▶ DESCRIPTION OF THE TASK: Go line by line through the entries below and copy those containing the string "yvcq".

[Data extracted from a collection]
------------------------------------

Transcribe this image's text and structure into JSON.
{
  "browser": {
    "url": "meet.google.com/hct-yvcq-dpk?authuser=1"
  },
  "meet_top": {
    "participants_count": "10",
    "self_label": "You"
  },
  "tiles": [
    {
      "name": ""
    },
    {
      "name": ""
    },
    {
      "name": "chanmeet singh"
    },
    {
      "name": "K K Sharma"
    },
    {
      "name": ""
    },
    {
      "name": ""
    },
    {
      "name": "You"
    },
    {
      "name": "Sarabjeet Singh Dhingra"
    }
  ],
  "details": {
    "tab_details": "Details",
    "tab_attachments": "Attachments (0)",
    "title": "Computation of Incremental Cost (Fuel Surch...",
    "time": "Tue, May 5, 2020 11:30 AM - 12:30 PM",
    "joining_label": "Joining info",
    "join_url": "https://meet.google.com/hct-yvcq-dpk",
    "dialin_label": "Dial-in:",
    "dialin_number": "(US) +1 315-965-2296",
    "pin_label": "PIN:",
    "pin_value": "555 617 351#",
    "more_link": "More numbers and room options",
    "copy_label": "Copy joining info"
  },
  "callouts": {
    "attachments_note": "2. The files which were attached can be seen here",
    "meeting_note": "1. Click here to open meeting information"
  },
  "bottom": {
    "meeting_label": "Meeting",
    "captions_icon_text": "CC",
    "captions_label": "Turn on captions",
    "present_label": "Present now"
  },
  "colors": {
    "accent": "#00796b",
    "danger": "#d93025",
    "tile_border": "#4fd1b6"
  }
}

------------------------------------

▶ EXPECTED ANSWER:
    "url": "meet.google.com/hct-yvcq-dpk?authuser=1"
    "join_url": "https://meet.google.com/hct-yvcq-dpk",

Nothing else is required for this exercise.